An ICT group, the Better Broadband Alliance (BBA), has sounded the alarm button over the declining competitiveness ranking of the Philippines due to inept policies and lackluster use of ICT in the country.
In a statement issued on Monday, Oct. 28, the BBA said it is saddened by the significant drop in the global competitiveness ranking of the Philippines in the World Economic Forum’s latest report, which now ranks the country on 64th out of the 141economies surveyed, from 56th place last year.
“This means the nation fell short in terms of measures that will create an enabling environment, improve human capital, increase productivity of markets, and support an innovation ecosystem that will enable wealth-generation for its citizens,” it said.
The BBA said it is particularly alarmed that the decline in the country’s competitiveness is mainly caused by its poor ranking in “ICT adoption,” measured by the population’s subscription to mobile cellular, fixed and mobile broadband services, and the percentage of Internet users vis-à-vis the total population.
Under the ICT adoption pillar, the Philippines ranked 88th and garnered a score of 50, about 20 points lower than the average in East Asia and the Pacific and lagging behind ASEAN peers like Cambodia, Indonesia, Malaysia, Thailand, and Vietnam.
The group stressed that studies have shown how Internet penetration and adoption impact a country’s economic development. A 2009 World Bank report revealed that increasing broadband penetration by 10% results in a 1.38% increase in GDP in developing economies between 2000 and 2006.
In the Philippines, the contribution of mobile broadband adoption can be as much as 0.61% of GDP, according to a 2012 study funded by the ITU and the Broadband Commission.
Internet speed also affects people’s ability to generate wealth, the BBA said. A 2013 Ericsson study found that introducing a 0.5-Mbps broadband connection can increase household income by as much as $800 per year in less developed countries.
“Thus, the cost to the Philippine economy of poor Internet access and slow Internet speed can be enormous. The main culprit: using analog policy in the digital age,” the group said.
According to a Google-funded study by the BBA and The Asia Foundation, the Philippines’ policy and regulatory framework is stuck in the landline era.
“Outdated policies have resulted in 50 million Filipinos still offline; fixed and mobile broadband connections among the slowest in the world; and broadband services that remain unaffordable to a large segment of society, especially those living in the rural areas,” it noted.
To address this, the BBA urged Congress to pass laws that will update policies and promote digital connectivity. In particular, the BBA said it strongly supports the “Open Access in Data Transmission” bill, which is critical to establishing a forward-looking and future-ready digital policy framework for the Philippines.
The bill aims to create the space for different types of service providers to build and operate data networks. It proposes a simplified registration and qualification process in order to attract more players to invest in much-need data transmission infrastructure.
The bill also encourages infrastructure sharing to make network deployment faster and more cost-efficient, promotes transparency in spectrum management, and mandates interconnection among operators.
“Digital connectivity, anchored on reliable, secure, and affordable broadband services, is the foundation of a country’s digital transformation.
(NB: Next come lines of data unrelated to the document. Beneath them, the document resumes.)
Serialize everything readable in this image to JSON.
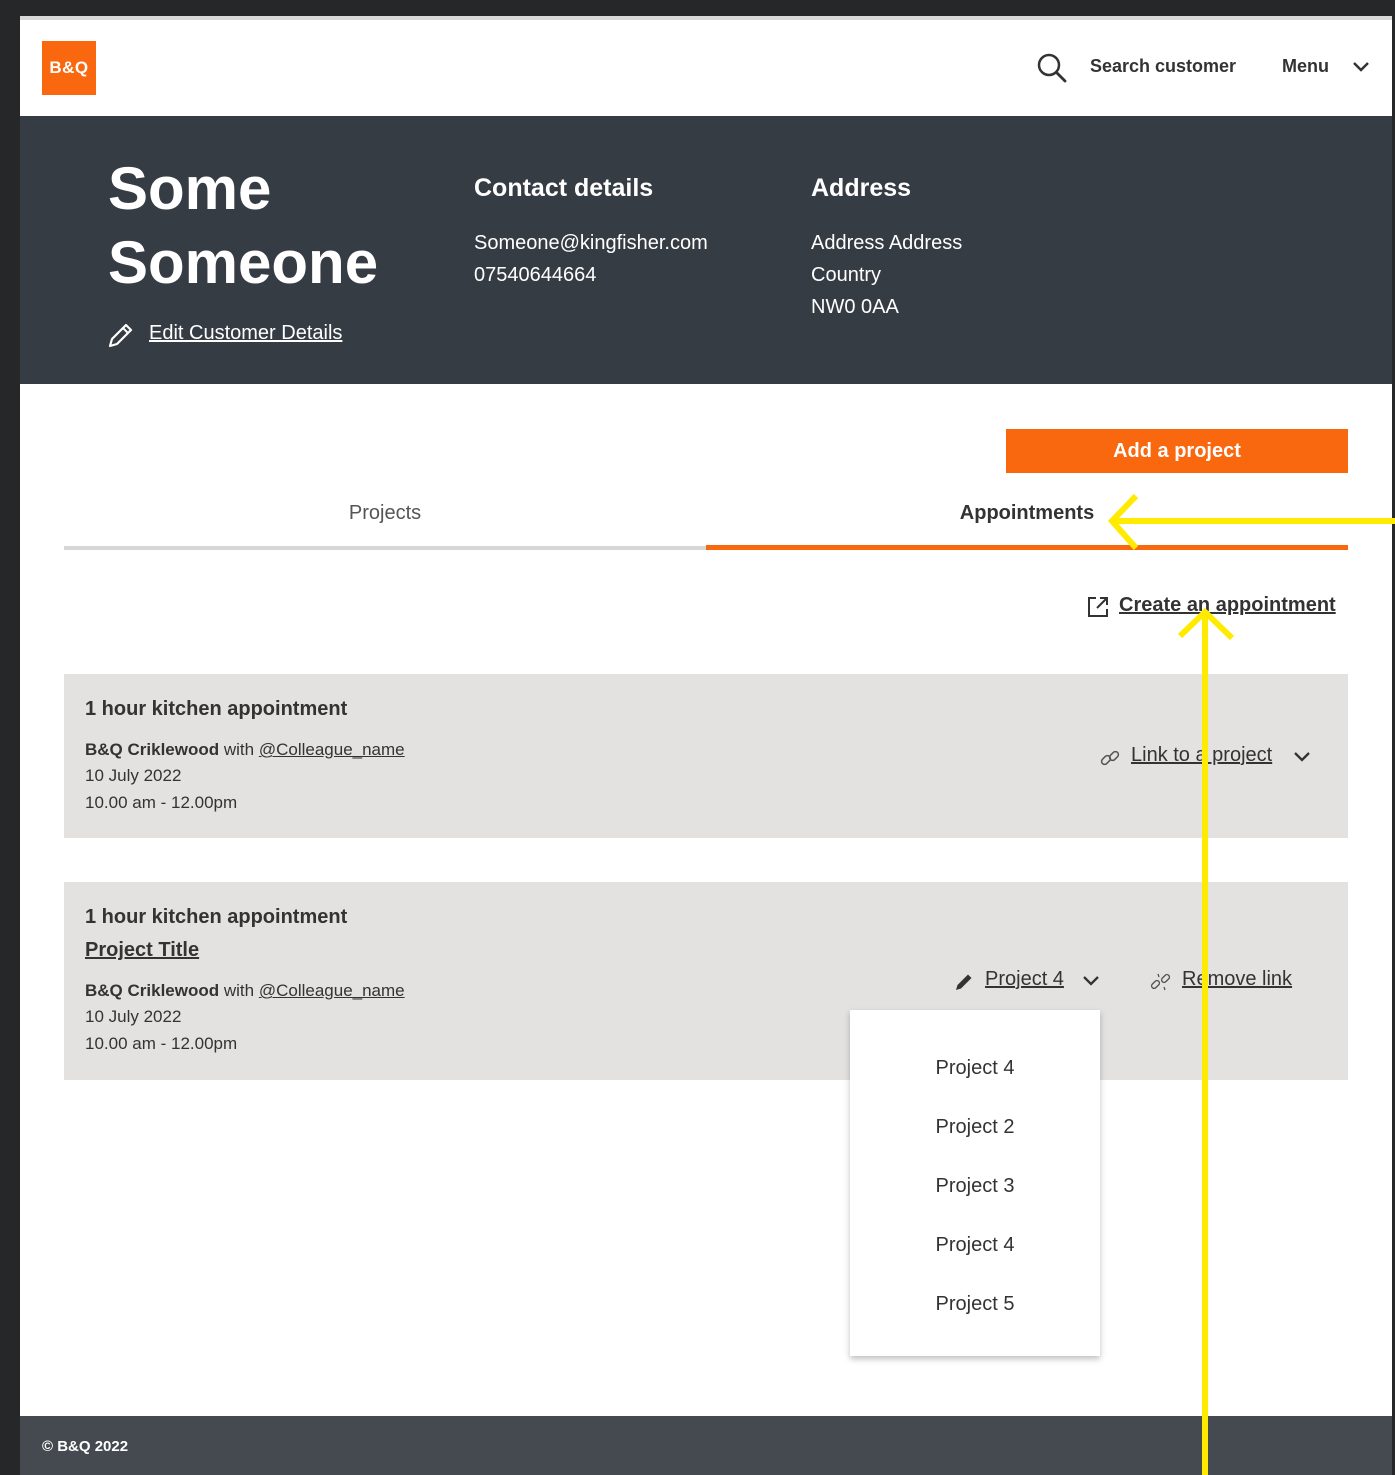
{
  "brand": {
    "logo_text": "B&Q",
    "accent_color": "#f9670f",
    "header_bg": "#363c43",
    "annotation_color": "#ffeb00"
  },
  "topbar": {
    "search_label": "Search customer",
    "menu_label": "Menu"
  },
  "customer": {
    "name_first": "Some",
    "name_last": "Someone",
    "edit_link": "Edit Customer Details",
    "contact_heading": "Contact details",
    "email": "Someone@kingfisher.com",
    "phone": "07540644664",
    "address_heading": "Address",
    "address_line1": "Address Address",
    "address_line2": "Country",
    "postcode": "NW0 0AA"
  },
  "actions": {
    "add_project": "Add a project",
    "create_appointment": "Create an appointment"
  },
  "tabs": [
    {
      "label": "Projects",
      "active": false
    },
    {
      "label": "Appointments",
      "active": true
    }
  ],
  "appointments": [
    {
      "title": "1 hour kitchen appointment",
      "store": "B&Q Criklewood",
      "with_word": "with",
      "colleague": "@Colleague_name",
      "date": "10 July 2022",
      "time": "10.00 am - 12.00pm",
      "link_label": "Link to a project"
    },
    {
      "title": "1 hour kitchen appointment",
      "project_title": "Project Title",
      "store": "B&Q Criklewood",
      "with_word": "with",
      "colleague": "@Colleague_name",
      "date": "10 July 2022",
      "time": "10.00 am - 12.00pm",
      "selected_project": "Project 4",
      "remove_label": "Remove link"
    }
  ],
  "project_dropdown": {
    "options": [
      "Project 4",
      "Project 2",
      "Project 3",
      "Project 4",
      "Project 5"
    ]
  },
  "footer": {
    "copyright": "© B&Q 2022"
  }
}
In return, key government and private sector initiatives, such as e-commerce, e-health, e-learning, and e-government initiatives, including the recently approved national ID system, are expected to provide a strong demand pull that will drive broadband penetration and ICT adoption,” the alliance said.
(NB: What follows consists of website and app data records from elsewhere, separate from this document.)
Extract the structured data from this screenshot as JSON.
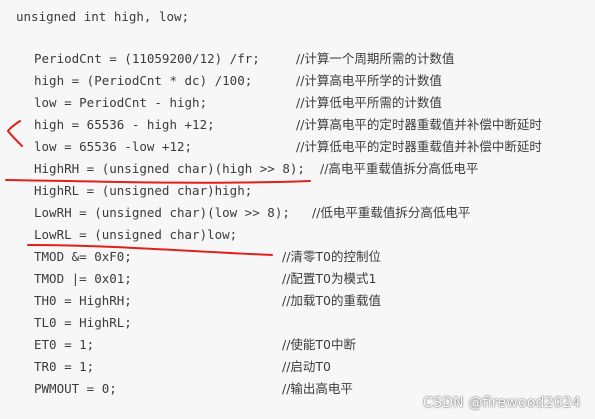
{
  "code": {
    "declaration": "unsigned int high, low;",
    "lines": [
      {
        "code": "PeriodCnt = (11059200/12) /fr;",
        "comment": "//计算一个周期所需的计数值"
      },
      {
        "code": "high = (PeriodCnt * dc) /100;",
        "comment": "//计算高电平所学的计数值"
      },
      {
        "code": "low = PeriodCnt - high;",
        "comment": "//计算低电平所需的计数值"
      },
      {
        "code": "high = 65536 - high +12;",
        "comment": "//计算高电平的定时器重载值并补偿中断延时"
      },
      {
        "code": "low = 65536 -low +12;",
        "comment": "//计算低电平的定时器重载值并补偿中断延时"
      },
      {
        "code": "HighRH = (unsigned char)(high >> 8);",
        "comment": "//高电平重载值拆分高低电平"
      },
      {
        "code": "HighRL = (unsigned char)high;",
        "comment": ""
      },
      {
        "code": "LowRH = (unsigned char)(low >> 8);",
        "comment": "//低电平重载值拆分高低电平"
      },
      {
        "code": "LowRL = (unsigned char)low;",
        "comment": ""
      },
      {
        "code": "TMOD &= 0xF0;",
        "comment": "//清零T0的控制位"
      },
      {
        "code": "TMOD |= 0x01;",
        "comment": "//配置T0为模式1"
      },
      {
        "code": "TH0 = HighRH;",
        "comment": "//加载T0的重载值"
      },
      {
        "code": "TL0 = HighRL;",
        "comment": ""
      },
      {
        "code": "ET0 = 1;",
        "comment": "//使能T0中断"
      },
      {
        "code": "TR0 = 1;",
        "comment": "//启动T0"
      },
      {
        "code": "PWMOUT = 0;",
        "comment": "//输出高电平"
      }
    ]
  },
  "watermark": "CSDN @firewood2024",
  "colors": {
    "annotation": "#e0201a",
    "background": "#f7f7f8",
    "text": "#3b3b3b"
  }
}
“The proposed Open Access in Data Transmission Act will provide the digital connectivity policy framework that will not only bring the country to the digital age but also improve overall competitiveness,” it added.